[TASK DETAILS] If a line appears in the data below, it must appear in your answer exactly as given.

[Dataset rows describing interfaces]
__________
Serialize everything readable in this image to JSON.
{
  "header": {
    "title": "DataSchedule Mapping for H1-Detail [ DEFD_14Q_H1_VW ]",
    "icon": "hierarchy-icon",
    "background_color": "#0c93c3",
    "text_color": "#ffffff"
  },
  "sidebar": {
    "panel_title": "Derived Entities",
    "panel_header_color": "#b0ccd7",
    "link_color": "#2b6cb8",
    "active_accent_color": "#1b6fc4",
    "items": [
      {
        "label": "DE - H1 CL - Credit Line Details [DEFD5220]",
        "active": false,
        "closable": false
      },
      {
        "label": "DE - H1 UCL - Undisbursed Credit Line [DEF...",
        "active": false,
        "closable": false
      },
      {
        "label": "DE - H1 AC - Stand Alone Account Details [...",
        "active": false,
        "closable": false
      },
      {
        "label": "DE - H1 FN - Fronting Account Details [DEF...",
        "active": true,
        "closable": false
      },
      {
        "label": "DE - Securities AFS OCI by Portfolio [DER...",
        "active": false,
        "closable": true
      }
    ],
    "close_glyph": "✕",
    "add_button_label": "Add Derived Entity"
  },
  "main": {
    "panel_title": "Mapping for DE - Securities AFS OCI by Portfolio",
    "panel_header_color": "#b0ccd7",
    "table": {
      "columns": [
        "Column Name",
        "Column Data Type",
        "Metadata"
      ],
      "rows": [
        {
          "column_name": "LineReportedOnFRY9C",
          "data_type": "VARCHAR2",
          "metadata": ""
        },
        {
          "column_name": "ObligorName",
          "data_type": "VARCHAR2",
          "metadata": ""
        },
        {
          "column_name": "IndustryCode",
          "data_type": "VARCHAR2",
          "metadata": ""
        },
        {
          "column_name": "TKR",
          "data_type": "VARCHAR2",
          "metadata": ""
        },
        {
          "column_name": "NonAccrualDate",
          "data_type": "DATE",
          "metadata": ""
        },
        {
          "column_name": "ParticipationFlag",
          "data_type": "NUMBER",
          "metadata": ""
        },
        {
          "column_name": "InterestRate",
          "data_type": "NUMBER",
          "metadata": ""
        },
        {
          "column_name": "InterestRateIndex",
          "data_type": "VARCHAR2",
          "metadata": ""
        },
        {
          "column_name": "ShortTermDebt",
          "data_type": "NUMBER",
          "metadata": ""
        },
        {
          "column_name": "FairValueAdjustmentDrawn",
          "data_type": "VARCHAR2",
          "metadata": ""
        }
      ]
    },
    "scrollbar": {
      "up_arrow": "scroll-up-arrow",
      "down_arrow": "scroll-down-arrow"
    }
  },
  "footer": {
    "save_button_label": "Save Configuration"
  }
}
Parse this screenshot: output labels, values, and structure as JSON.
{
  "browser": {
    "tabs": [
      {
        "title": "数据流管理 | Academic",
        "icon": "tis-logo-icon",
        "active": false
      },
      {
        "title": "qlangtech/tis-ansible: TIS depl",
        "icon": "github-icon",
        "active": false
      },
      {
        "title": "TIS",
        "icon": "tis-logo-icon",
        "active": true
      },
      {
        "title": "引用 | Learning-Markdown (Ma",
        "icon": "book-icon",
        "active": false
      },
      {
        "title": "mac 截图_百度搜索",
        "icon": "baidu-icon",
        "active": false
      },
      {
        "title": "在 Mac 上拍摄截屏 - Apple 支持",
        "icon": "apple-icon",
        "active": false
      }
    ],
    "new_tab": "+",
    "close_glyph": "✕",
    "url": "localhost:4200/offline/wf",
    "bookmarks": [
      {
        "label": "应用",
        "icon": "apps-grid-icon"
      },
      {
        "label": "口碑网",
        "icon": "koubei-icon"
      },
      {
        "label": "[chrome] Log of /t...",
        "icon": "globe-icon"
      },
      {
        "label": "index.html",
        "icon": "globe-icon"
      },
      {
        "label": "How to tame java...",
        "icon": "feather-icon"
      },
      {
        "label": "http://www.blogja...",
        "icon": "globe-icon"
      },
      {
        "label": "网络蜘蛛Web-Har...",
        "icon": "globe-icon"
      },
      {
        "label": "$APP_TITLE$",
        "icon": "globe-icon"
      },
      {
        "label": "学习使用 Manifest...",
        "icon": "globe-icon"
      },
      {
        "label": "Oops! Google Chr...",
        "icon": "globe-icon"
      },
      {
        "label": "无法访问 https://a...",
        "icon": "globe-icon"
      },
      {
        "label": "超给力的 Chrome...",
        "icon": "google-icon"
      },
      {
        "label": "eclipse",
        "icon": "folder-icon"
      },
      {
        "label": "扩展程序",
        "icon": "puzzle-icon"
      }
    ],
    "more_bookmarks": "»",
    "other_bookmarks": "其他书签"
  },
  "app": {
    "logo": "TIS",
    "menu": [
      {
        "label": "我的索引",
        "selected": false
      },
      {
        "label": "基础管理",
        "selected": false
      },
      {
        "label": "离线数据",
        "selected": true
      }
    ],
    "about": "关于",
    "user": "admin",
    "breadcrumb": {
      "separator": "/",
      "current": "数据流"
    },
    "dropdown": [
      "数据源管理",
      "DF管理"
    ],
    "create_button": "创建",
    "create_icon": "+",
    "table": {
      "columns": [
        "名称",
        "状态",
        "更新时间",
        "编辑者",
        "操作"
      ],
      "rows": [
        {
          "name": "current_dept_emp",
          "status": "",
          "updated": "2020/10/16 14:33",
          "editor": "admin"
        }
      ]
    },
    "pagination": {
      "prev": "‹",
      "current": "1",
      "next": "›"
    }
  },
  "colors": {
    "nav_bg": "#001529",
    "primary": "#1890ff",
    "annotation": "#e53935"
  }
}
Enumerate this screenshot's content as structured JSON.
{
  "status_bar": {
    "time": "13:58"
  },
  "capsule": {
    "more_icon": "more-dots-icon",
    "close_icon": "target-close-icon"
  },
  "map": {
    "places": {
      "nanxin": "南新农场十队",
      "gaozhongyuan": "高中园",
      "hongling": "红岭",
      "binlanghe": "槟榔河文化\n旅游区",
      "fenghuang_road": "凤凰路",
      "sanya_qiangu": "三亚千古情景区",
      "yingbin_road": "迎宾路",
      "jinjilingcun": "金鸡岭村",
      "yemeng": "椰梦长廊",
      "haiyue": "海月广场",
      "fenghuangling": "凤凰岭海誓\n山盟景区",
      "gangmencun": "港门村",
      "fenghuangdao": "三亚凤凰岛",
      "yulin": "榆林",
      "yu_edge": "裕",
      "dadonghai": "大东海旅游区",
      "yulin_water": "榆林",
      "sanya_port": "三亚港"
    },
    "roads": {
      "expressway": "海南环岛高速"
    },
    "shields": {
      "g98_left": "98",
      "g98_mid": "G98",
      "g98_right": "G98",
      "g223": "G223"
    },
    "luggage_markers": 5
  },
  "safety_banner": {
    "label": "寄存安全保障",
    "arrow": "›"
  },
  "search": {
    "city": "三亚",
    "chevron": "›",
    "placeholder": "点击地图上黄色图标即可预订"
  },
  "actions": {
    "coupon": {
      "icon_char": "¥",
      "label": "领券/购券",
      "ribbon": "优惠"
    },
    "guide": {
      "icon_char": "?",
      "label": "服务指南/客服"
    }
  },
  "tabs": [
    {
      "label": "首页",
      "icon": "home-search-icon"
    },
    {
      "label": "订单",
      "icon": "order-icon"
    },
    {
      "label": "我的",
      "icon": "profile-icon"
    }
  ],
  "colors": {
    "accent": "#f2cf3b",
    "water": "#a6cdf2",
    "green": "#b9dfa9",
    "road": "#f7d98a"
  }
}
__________
[TASK RESPONSE]
Serialize everything readable in this image to JSON.
{
  "header": {
    "title": "DataSchedule Mapping for H1-Detail [ DEFD_14Q_H1_VW ]",
    "icon": "hierarchy-icon",
    "background_color": "#0c93c3",
    "text_color": "#ffffff"
  },
  "sidebar": {
    "panel_title": "Derived Entities",
    "panel_header_color": "#b0ccd7",
    "link_color": "#2b6cb8",
    "active_accent_color": "#1b6fc4",
    "items": [
      {
        "label": "DE - H1 CL - Credit Line Details [DEFD5220]",
        "active": false,
        "closable": false
      },
      {
        "label": "DE - H1 UCL - Undisbursed Credit Line [DEF...",
        "active": false,
        "closable": false
      },
      {
        "label": "DE - H1 AC - Stand Alone Account Details [...",
        "active": false,
        "closable": false
      },
      {
        "label": "DE - H1 FN - Fronting Account Details [DEF...",
        "active": true,
        "closable": false
      },
      {
        "label": "DE - Securities AFS OCI by Portfolio [DER...",
        "active": false,
        "closable": true
      }
    ],
    "close_glyph": "✕",
    "add_button_label": "Add Derived Entity"
  },
  "main": {
    "panel_title": "Mapping for DE - Securities AFS OCI by Portfolio",
    "panel_header_color": "#b0ccd7",
    "table": {
      "columns": [
        "Column Name",
        "Column Data Type",
        "Metadata"
      ],
      "rows": [
        {
          "column_name": "LineReportedOnFRY9C",
          "data_type": "VARCHAR2",
          "metadata": ""
        },
        {
          "column_name": "ObligorName",
          "data_type": "VARCHAR2",
          "metadata": ""
        },
        {
          "column_name": "IndustryCode",
          "data_type": "VARCHAR2",
          "metadata": ""
        },
        {
          "column_name": "TKR",
          "data_type": "VARCHAR2",
          "metadata": ""
        },
        {
          "column_name": "NonAccrualDate",
          "data_type": "DATE",
          "metadata": ""
        },
        {
          "column_name": "ParticipationFlag",
          "data_type": "NUMBER",
          "metadata": ""
        },
        {
          "column_name": "InterestRate",
          "data_type": "NUMBER",
          "metadata": ""
        },
        {
          "column_name": "InterestRateIndex",
          "data_type": "VARCHAR2",
          "metadata": ""
        },
        {
          "column_name": "ShortTermDebt",
          "data_type": "NUMBER",
          "metadata": ""
        },
        {
          "column_name": "FairValueAdjustmentDrawn",
          "data_type": "VARCHAR2",
          "metadata": ""
        }
      ]
    },
    "scrollbar": {
      "up_arrow": "scroll-up-arrow",
      "down_arrow": "scroll-down-arrow"
    }
  },
  "footer": {
    "save_button_label": "Save Configuration"
  }
}
Parse this screenshot: output labels, values, and structure as JSON.
{
  "browser": {
    "tabs": [
      {
        "title": "数据流管理 | Academic",
        "icon": "tis-logo-icon",
        "active": false
      },
      {
        "title": "qlangtech/tis-ansible: TIS depl",
        "icon": "github-icon",
        "active": false
      },
      {
        "title": "TIS",
        "icon": "tis-logo-icon",
        "active": true
      },
      {
        "title": "引用 | Learning-Markdown (Ma",
        "icon": "book-icon",
        "active": false
      },
      {
        "title": "mac 截图_百度搜索",
        "icon": "baidu-icon",
        "active": false
      },
      {
        "title": "在 Mac 上拍摄截屏 - Apple 支持",
        "icon": "apple-icon",
        "active": false
      }
    ],
    "new_tab": "+",
    "close_glyph": "✕",
    "url": "localhost:4200/offline/wf",
    "bookmarks": [
      {
        "label": "应用",
        "icon": "apps-grid-icon"
      },
      {
        "label": "口碑网",
        "icon": "koubei-icon"
      },
      {
        "label": "[chrome] Log of /t...",
        "icon": "globe-icon"
      },
      {
        "label": "index.html",
        "icon": "globe-icon"
      },
      {
        "label": "How to tame java...",
        "icon": "feather-icon"
      },
      {
        "label": "http://www.blogja...",
        "icon": "globe-icon"
      },
      {
        "label": "网络蜘蛛Web-Har...",
        "icon": "globe-icon"
      },
      {
        "label": "$APP_TITLE$",
        "icon": "globe-icon"
      },
      {
        "label": "学习使用 Manifest...",
        "icon": "globe-icon"
      },
      {
        "label": "Oops! Google Chr...",
        "icon": "globe-icon"
      },
      {
        "label": "无法访问 https://a...",
        "icon": "globe-icon"
      },
      {
        "label": "超给力的 Chrome...",
        "icon": "google-icon"
      },
      {
        "label": "eclipse",
        "icon": "folder-icon"
      },
      {
        "label": "扩展程序",
        "icon": "puzzle-icon"
      }
    ],
    "more_bookmarks": "»",
    "other_bookmarks": "其他书签"
  },
  "app": {
    "logo": "TIS",
    "menu": [
      {
        "label": "我的索引",
        "selected": false
      },
      {
        "label": "基础管理",
        "selected": false
      },
      {
        "label": "离线数据",
        "selected": true
      }
    ],
    "about": "关于",
    "user": "admin",
    "breadcrumb": {
      "separator": "/",
      "current": "数据流"
    },
    "dropdown": [
      "数据源管理",
      "DF管理"
    ],
    "create_button": "创建",
    "create_icon": "+",
    "table": {
      "columns": [
        "名称",
        "状态",
        "更新时间",
        "编辑者",
        "操作"
      ],
      "rows": [
        {
          "name": "current_dept_emp",
          "status": "",
          "updated": "2020/10/16 14:33",
          "editor": "admin"
        }
      ]
    },
    "pagination": {
      "prev": "‹",
      "current": "1",
      "next": "›"
    }
  },
  "colors": {
    "nav_bg": "#001529",
    "primary": "#1890ff",
    "annotation": "#e53935"
  }
}
Enumerate this screenshot's content as structured JSON.
{
  "status_bar": {
    "time": "13:58"
  },
  "capsule": {
    "more_icon": "more-dots-icon",
    "close_icon": "target-close-icon"
  },
  "map": {
    "places": {
      "nanxin": "南新农场十队",
      "gaozhongyuan": "高中园",
      "hongling": "红岭",
      "binlanghe": "槟榔河文化\n旅游区",
      "fenghuang_road": "凤凰路",
      "sanya_qiangu": "三亚千古情景区",
      "yingbin_road": "迎宾路",
      "jinjilingcun": "金鸡岭村",
      "yemeng": "椰梦长廊",
      "haiyue": "海月广场",
      "fenghuangling": "凤凰岭海誓\n山盟景区",
      "gangmencun": "港门村",
      "fenghuangdao": "三亚凤凰岛",
      "yulin": "榆林",
      "yu_edge": "裕",
      "dadonghai": "大东海旅游区",
      "yulin_water": "榆林",
      "sanya_port": "三亚港"
    },
    "roads": {
      "expressway": "海南环岛高速"
    },
    "shields": {
      "g98_left": "98",
      "g98_mid": "G98",
      "g98_right": "G98",
      "g223": "G223"
    },
    "luggage_markers": 5
  },
  "safety_banner": {
    "label": "寄存安全保障",
    "arrow": "›"
  },
  "search": {
    "city": "三亚",
    "chevron": "›",
    "placeholder": "点击地图上黄色图标即可预订"
  },
  "actions": {
    "coupon": {
      "icon_char": "¥",
      "label": "领券/购券",
      "ribbon": "优惠"
    },
    "guide": {
      "icon_char": "?",
      "label": "服务指南/客服"
    }
  },
  "tabs": [
    {
      "label": "首页",
      "icon": "home-search-icon"
    },
    {
      "label": "订单",
      "icon": "order-icon"
    },
    {
      "label": "我的",
      "icon": "profile-icon"
    }
  ],
  "colors": {
    "accent": "#f2cf3b",
    "water": "#a6cdf2",
    "green": "#b9dfa9",
    "road": "#f7d98a"
  }
}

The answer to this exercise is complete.